Records shown section start

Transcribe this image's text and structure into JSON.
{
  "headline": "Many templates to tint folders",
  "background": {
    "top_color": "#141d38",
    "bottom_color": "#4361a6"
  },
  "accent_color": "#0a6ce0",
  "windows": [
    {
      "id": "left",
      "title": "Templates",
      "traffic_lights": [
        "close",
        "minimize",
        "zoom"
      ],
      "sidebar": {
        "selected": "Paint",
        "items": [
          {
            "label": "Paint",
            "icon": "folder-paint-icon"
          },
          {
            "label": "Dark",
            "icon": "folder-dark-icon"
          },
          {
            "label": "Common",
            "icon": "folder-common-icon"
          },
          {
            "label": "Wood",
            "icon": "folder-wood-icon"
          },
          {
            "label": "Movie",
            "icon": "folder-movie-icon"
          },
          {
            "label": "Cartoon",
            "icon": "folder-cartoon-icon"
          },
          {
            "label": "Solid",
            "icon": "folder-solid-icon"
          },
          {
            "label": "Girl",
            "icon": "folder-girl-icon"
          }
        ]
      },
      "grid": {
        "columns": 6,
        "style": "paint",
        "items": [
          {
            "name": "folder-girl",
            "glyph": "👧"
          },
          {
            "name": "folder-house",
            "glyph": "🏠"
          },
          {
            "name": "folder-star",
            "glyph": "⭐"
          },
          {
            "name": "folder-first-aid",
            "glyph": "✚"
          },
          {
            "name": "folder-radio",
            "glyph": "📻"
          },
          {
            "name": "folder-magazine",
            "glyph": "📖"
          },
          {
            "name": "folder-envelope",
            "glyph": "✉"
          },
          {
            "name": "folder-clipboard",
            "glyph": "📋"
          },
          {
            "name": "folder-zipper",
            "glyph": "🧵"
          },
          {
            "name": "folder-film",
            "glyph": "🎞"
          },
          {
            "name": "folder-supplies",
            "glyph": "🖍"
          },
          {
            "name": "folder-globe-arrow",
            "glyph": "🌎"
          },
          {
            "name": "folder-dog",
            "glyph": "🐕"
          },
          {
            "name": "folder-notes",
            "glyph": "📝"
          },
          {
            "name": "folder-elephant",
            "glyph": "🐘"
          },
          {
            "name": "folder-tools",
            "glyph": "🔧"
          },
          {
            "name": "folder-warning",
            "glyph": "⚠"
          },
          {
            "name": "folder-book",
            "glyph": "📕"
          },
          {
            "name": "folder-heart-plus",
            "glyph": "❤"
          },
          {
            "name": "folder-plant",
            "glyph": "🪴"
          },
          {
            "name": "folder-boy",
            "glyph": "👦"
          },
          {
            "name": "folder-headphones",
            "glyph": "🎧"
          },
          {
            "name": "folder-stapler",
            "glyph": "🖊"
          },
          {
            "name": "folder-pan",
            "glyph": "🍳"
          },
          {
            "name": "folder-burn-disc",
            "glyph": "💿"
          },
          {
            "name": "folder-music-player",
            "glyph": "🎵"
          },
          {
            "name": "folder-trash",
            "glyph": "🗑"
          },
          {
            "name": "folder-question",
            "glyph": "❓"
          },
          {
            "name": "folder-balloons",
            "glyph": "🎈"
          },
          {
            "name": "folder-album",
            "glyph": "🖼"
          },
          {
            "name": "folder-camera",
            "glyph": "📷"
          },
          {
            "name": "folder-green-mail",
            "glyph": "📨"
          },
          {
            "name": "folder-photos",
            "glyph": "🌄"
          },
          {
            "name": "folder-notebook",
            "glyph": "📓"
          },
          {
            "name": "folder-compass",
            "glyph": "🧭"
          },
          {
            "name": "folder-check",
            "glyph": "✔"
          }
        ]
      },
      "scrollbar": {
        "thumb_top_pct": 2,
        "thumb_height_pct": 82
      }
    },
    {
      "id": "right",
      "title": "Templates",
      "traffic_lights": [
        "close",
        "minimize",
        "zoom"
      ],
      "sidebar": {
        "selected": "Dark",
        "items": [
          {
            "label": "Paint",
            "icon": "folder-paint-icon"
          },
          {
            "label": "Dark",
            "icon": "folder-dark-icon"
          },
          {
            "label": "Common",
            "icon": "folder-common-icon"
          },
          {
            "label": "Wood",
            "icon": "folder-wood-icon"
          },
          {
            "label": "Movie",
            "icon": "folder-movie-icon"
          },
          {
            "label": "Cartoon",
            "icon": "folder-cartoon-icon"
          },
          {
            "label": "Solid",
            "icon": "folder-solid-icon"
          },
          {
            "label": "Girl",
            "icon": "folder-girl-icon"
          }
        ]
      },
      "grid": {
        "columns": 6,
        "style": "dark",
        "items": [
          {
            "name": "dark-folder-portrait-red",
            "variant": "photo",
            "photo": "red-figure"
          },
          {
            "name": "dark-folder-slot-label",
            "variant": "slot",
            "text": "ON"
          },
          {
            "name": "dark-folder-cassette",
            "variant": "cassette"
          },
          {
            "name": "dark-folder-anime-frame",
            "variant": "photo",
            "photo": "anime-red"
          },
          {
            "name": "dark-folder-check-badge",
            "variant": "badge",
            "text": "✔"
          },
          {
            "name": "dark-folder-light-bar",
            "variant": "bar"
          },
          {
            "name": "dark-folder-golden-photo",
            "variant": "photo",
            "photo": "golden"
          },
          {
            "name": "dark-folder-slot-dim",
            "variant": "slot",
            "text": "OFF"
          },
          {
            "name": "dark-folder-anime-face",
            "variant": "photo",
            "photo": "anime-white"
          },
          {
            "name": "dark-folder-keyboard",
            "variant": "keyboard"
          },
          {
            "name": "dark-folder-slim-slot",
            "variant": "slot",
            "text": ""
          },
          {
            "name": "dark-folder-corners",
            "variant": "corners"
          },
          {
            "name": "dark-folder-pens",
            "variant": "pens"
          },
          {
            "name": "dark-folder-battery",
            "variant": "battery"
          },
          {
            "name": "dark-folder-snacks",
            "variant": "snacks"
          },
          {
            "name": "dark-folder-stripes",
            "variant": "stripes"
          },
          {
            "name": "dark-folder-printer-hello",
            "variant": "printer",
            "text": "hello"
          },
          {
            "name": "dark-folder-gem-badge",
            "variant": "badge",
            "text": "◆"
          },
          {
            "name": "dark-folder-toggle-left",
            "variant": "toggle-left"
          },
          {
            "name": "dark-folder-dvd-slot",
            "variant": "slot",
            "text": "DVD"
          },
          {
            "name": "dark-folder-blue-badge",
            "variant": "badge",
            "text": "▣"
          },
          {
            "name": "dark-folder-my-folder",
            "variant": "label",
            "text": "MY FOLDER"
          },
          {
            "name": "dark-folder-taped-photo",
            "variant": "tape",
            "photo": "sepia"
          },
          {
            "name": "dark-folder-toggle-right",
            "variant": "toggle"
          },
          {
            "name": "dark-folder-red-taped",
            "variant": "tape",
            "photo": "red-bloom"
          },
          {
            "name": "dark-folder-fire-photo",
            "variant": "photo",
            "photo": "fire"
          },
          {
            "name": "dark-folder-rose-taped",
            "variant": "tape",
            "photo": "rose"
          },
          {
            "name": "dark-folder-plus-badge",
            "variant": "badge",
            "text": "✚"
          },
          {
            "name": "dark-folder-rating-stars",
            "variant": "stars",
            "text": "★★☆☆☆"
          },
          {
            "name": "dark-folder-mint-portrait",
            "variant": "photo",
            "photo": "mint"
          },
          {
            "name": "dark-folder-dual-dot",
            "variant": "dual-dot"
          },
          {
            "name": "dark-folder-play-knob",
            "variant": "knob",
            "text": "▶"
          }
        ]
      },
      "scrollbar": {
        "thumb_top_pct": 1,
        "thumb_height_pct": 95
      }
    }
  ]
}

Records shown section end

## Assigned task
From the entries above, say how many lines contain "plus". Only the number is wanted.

## Problem solution
2